> **PROMPT**
Using the records below, count the lines with "JSON" in them. Give the number only.

Element data from apps and pages
Content starts

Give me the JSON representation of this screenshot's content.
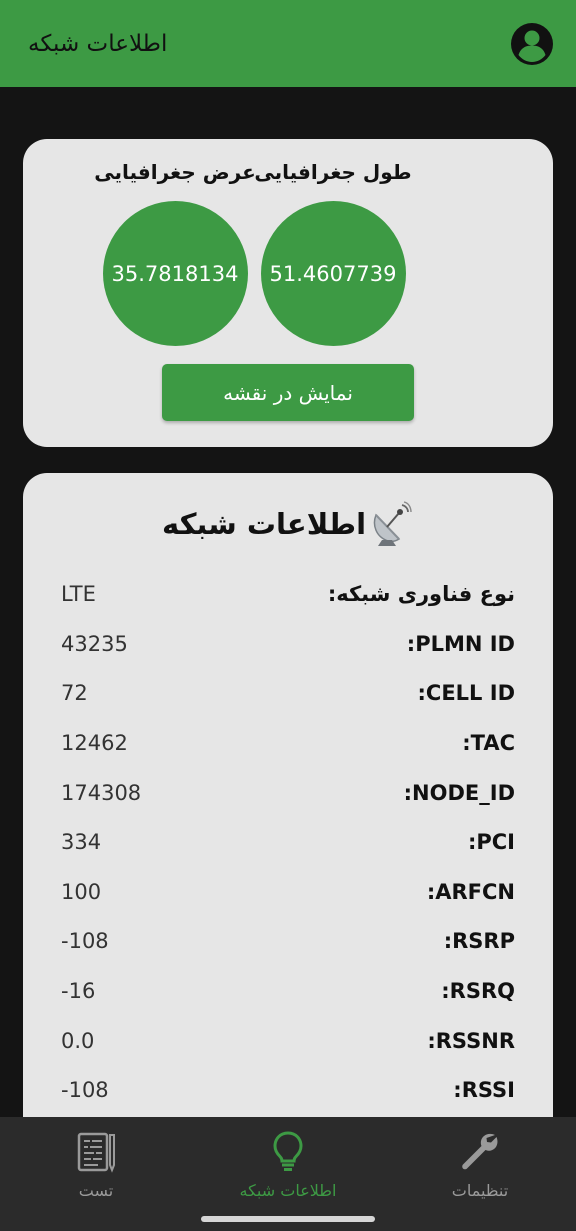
{
  "app_bar": {
    "title": "اطلاعات شبکه",
    "profile_icon": "account-circle-icon"
  },
  "location": {
    "longitude_label": "طول جغرافیایی",
    "longitude_value": "51.4607739",
    "latitude_label": "عرض جغرافیایی",
    "latitude_value": "35.7818134",
    "map_button_label": "نمایش در نقشه"
  },
  "network": {
    "title": "اطلاعات شبکه",
    "icon": "satellite-dish-icon",
    "rows": [
      {
        "key": "نوع فناوری شبکه:",
        "value": "LTE"
      },
      {
        "key": "PLMN ID:",
        "value": "43235"
      },
      {
        "key": "CELL ID:",
        "value": "72"
      },
      {
        "key": "TAC:",
        "value": "12462"
      },
      {
        "key": "NODE_ID:",
        "value": "174308"
      },
      {
        "key": "PCI:",
        "value": "334"
      },
      {
        "key": "ARFCN:",
        "value": "100"
      },
      {
        "key": "RSRP:",
        "value": "-108"
      },
      {
        "key": "RSRQ:",
        "value": "-16"
      },
      {
        "key": "RSSNR:",
        "value": "0.0"
      },
      {
        "key": "RSSI:",
        "value": "-108"
      }
    ]
  },
  "bottom_nav": {
    "items": [
      {
        "label": "تنظیمات",
        "icon": "wrench-icon",
        "active": false
      },
      {
        "label": "اطلاعات شبکه",
        "icon": "lightbulb-icon",
        "active": true
      },
      {
        "label": "تست",
        "icon": "document-edit-icon",
        "active": false
      }
    ]
  },
  "colors": {
    "accent": "#3d9a44",
    "card_bg": "#e6e6e6",
    "page_bg": "#141414",
    "nav_bg": "#2b2b2b"
  }
}
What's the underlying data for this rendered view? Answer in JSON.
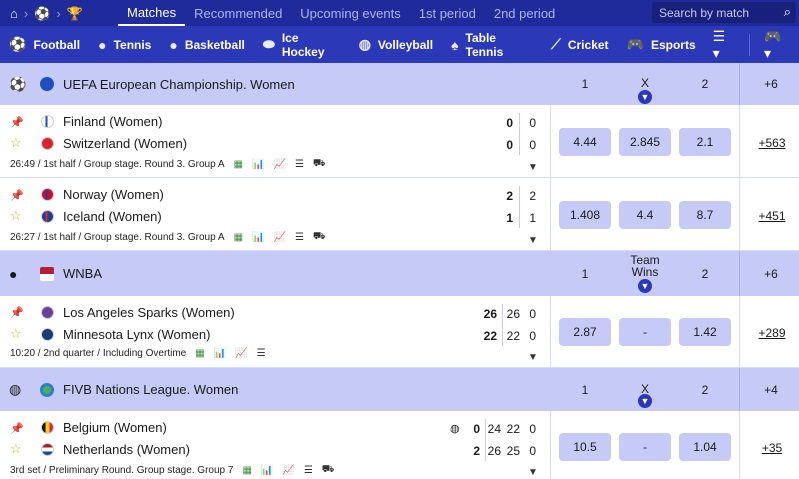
{
  "topnav": {
    "tabs": [
      "Matches",
      "Recommended",
      "Upcoming events",
      "1st period",
      "2nd period"
    ],
    "search_placeholder": "Search by match"
  },
  "sports": [
    "Football",
    "Tennis",
    "Basketball",
    "Ice Hockey",
    "Volleyball",
    "Table Tennis",
    "Cricket",
    "Esports"
  ],
  "leagues": {
    "uefa": {
      "name": "UEFA European Championship. Women",
      "h1": "1",
      "hx": "X",
      "h2": "2",
      "more": "+6"
    },
    "wnba": {
      "name": "WNBA",
      "h1": "1",
      "hx": "Team Wins",
      "h2": "2",
      "more": "+6"
    },
    "fivb": {
      "name": "FIVB Nations League. Women",
      "h1": "1",
      "hx": "X",
      "h2": "2",
      "more": "+4"
    }
  },
  "matches": {
    "m1": {
      "team1": "Finland (Women)",
      "team2": "Switzerland (Women)",
      "s1a": "0",
      "s1b": "0",
      "s2a": "0",
      "s2b": "0",
      "info": "26:49 / 1st half / Group stage. Round 3. Group A",
      "o1": "4.44",
      "ox": "2.845",
      "o2": "2.1",
      "more": "+563"
    },
    "m2": {
      "team1": "Norway (Women)",
      "team2": "Iceland (Women)",
      "s1a": "2",
      "s1b": "2",
      "s2a": "1",
      "s2b": "1",
      "info": "26:27 / 1st half / Group stage. Round 3. Group A",
      "o1": "1.408",
      "ox": "4.4",
      "o2": "8.7",
      "more": "+451"
    },
    "m3": {
      "team1": "Los Angeles Sparks (Women)",
      "team2": "Minnesota Lynx (Women)",
      "s1a": "26",
      "s1b": "26",
      "s1c": "0",
      "s2a": "22",
      "s2b": "22",
      "s2c": "0",
      "info": "10:20 / 2nd quarter / Including Overtime",
      "o1": "2.87",
      "ox": "-",
      "o2": "1.42",
      "more": "+289"
    },
    "m4": {
      "team1": "Belgium (Women)",
      "team2": "Netherlands (Women)",
      "s1a": "0",
      "s1b": "24",
      "s1c": "22",
      "s1d": "0",
      "s2a": "2",
      "s2b": "26",
      "s2c": "25",
      "s2d": "0",
      "info": "3rd set / Preliminary Round. Group stage. Group 7",
      "o1": "10.5",
      "ox": "-",
      "o2": "1.04",
      "more": "+35"
    }
  },
  "colors": {
    "topbar": "#1f2a9b",
    "sportsbar": "#2b38b8",
    "league_bg": "#c5cbf6",
    "odd_bg": "#c5cbf6"
  }
}
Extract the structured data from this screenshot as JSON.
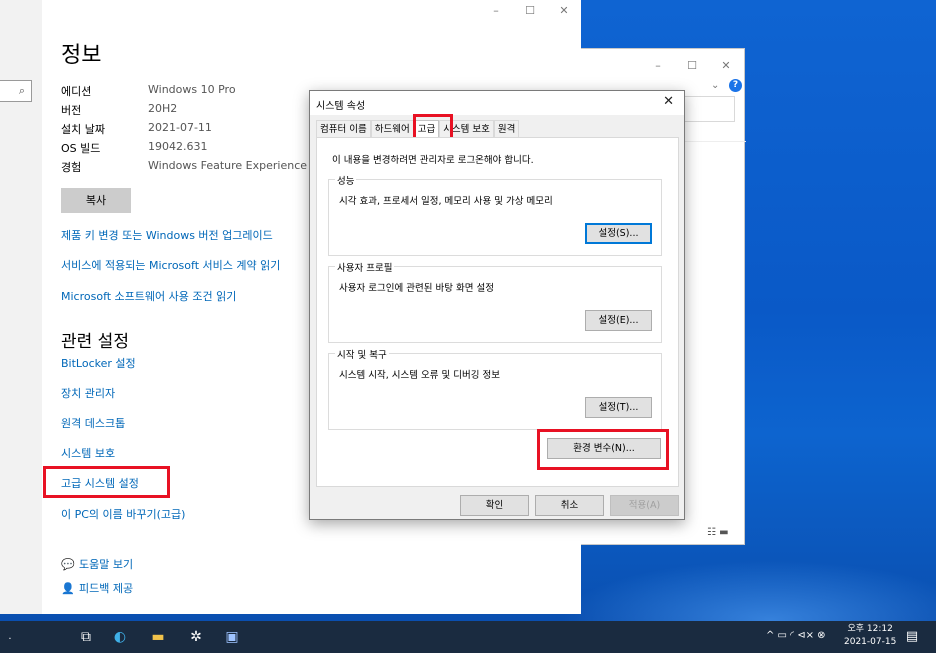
{
  "settings": {
    "title": "정보",
    "search_icon": "⌕",
    "window_controls": {
      "minimize": "–",
      "maximize": "☐",
      "close": "✕"
    },
    "specs": [
      {
        "label": "에디션",
        "value": "Windows 10 Pro"
      },
      {
        "label": "버전",
        "value": "20H2"
      },
      {
        "label": "설치 날짜",
        "value": "2021-07-11"
      },
      {
        "label": "OS 빌드",
        "value": "19042.631"
      },
      {
        "label": "경험",
        "value": "Windows Feature Experience Pac"
      }
    ],
    "copy_button": "복사",
    "links": {
      "product_key": "제품 키 변경 또는 Windows 버전 업그레이드",
      "service_agreement": "서비스에 적용되는 Microsoft 서비스 계약 읽기",
      "license_terms": "Microsoft 소프트웨어 사용 조건 읽기"
    },
    "related_heading": "관련 설정",
    "related_links": {
      "bitlocker": "BitLocker 설정",
      "device_manager": "장치 관리자",
      "remote_desktop": "원격 데스크톱",
      "system_protection": "시스템 보호",
      "advanced_system": "고급 시스템 설정",
      "rename_pc": "이 PC의 이름 바꾸기(고급)"
    },
    "help": {
      "get_help": "도움말 보기",
      "feedback": "피드백 제공",
      "help_icon": "💬",
      "feedback_icon": "👤"
    }
  },
  "explorer": {
    "minimize": "–",
    "maximize": "☐",
    "close": "✕",
    "chevron": "⌄",
    "help": "?",
    "view_icons": "☷ ▬"
  },
  "dialog": {
    "title": "시스템 속성",
    "close": "✕",
    "tabs": [
      "컴퓨터 이름",
      "하드웨어",
      "고급",
      "시스템 보호",
      "원격"
    ],
    "active_tab": "고급",
    "admin_note": "이 내용을 변경하려면 관리자로 로그온해야 합니다.",
    "performance": {
      "label": "성능",
      "desc": "시각 효과, 프로세서 일정, 메모리 사용 및 가상 메모리",
      "button": "설정(S)..."
    },
    "user_profiles": {
      "label": "사용자 프로필",
      "desc": "사용자 로그인에 관련된 바탕 화면 설정",
      "button": "설정(E)..."
    },
    "startup": {
      "label": "시작 및 복구",
      "desc": "시스템 시작, 시스템 오류 및 디버깅 정보",
      "button": "설정(T)..."
    },
    "env_button": "환경 변수(N)...",
    "ok": "확인",
    "cancel": "취소",
    "apply": "적용(A)"
  },
  "taskbar": {
    "search_fragment": ".",
    "task_view_icon": "⧉",
    "edge_icon": "◐",
    "explorer_icon": "▬",
    "settings_icon": "✲",
    "app_icon": "▣",
    "tray_text": "^ ▭ ◜ ⊲× ⊗",
    "time": "오후 12:12",
    "date": "2021-07-15",
    "notifications_icon": "▤"
  },
  "colors": {
    "accent": "#0067b8",
    "highlight": "#e81123",
    "taskbar": "#1a2b40"
  }
}
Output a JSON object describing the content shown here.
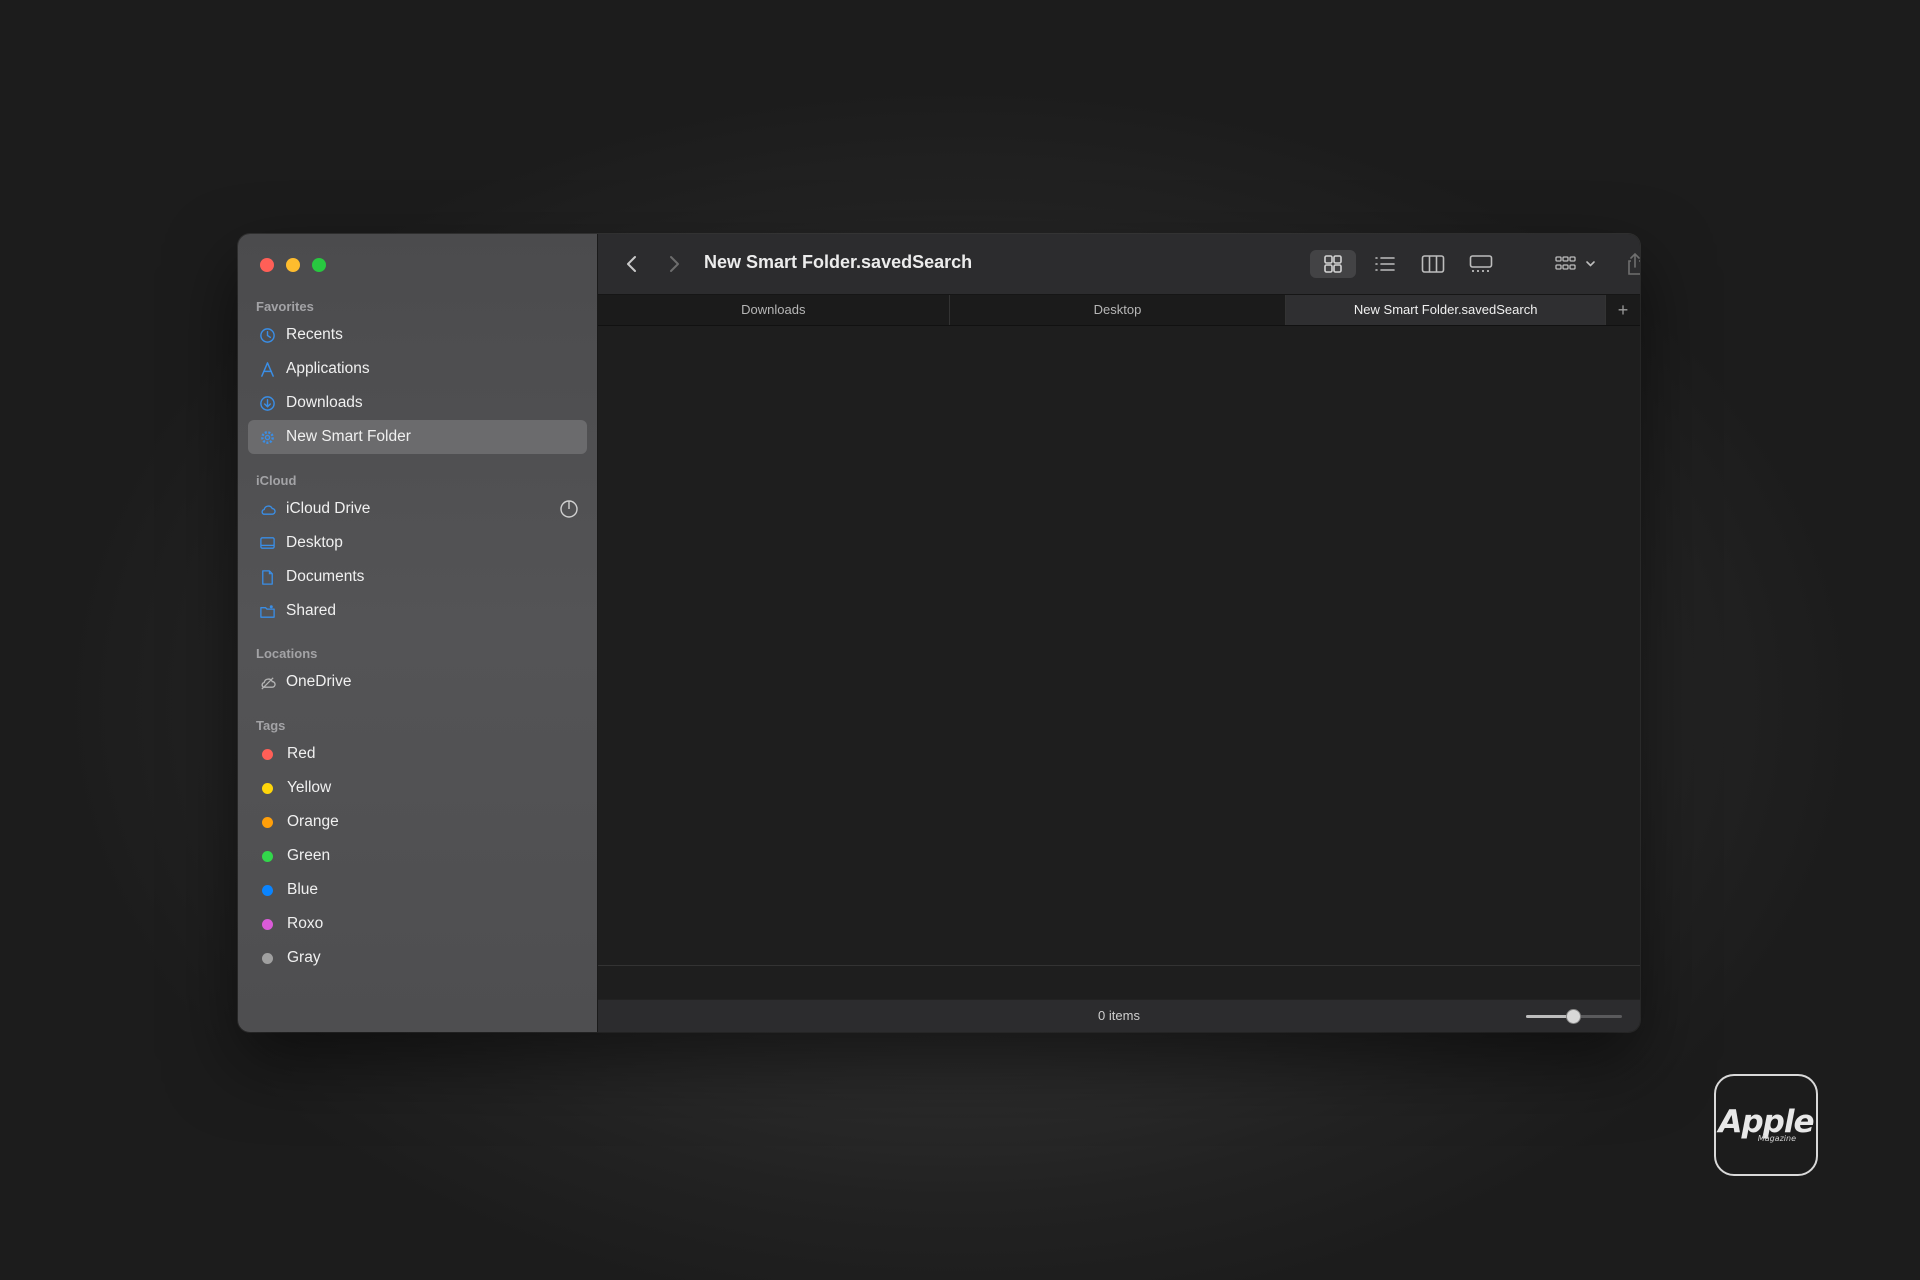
{
  "window": {
    "title": "New Smart Folder.savedSearch"
  },
  "sidebar": {
    "favorites": {
      "heading": "Favorites",
      "items": [
        {
          "label": "Recents",
          "icon": "clock-icon"
        },
        {
          "label": "Applications",
          "icon": "applications-icon"
        },
        {
          "label": "Downloads",
          "icon": "download-icon"
        },
        {
          "label": "New Smart Folder",
          "icon": "gear-icon",
          "selected": true
        }
      ]
    },
    "icloud": {
      "heading": "iCloud",
      "items": [
        {
          "label": "iCloud Drive",
          "icon": "cloud-icon"
        },
        {
          "label": "Desktop",
          "icon": "desktop-icon"
        },
        {
          "label": "Documents",
          "icon": "document-icon"
        },
        {
          "label": "Shared",
          "icon": "shared-folder-icon"
        }
      ]
    },
    "locations": {
      "heading": "Locations",
      "items": [
        {
          "label": "OneDrive",
          "icon": "cloud-slash-icon"
        }
      ]
    },
    "tags": {
      "heading": "Tags",
      "items": [
        {
          "label": "Red",
          "color": "#ff5f57"
        },
        {
          "label": "Yellow",
          "color": "#ffd60a"
        },
        {
          "label": "Orange",
          "color": "#ff9f0a"
        },
        {
          "label": "Green",
          "color": "#32d74b"
        },
        {
          "label": "Blue",
          "color": "#0a84ff"
        },
        {
          "label": "Roxo",
          "color": "#da5bd8"
        },
        {
          "label": "Gray",
          "color": "#a0a0a0"
        }
      ]
    }
  },
  "tabs": [
    {
      "label": "Downloads",
      "active": false
    },
    {
      "label": "Desktop",
      "active": false
    },
    {
      "label": "New Smart Folder.savedSearch",
      "active": true
    }
  ],
  "tab_add_label": "+",
  "status": {
    "items_text": "0 items",
    "icon_size_level": 0.5
  },
  "watermark": {
    "word": "Apple",
    "sub": "Magazine"
  }
}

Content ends

> **ANSWER SECTION**
4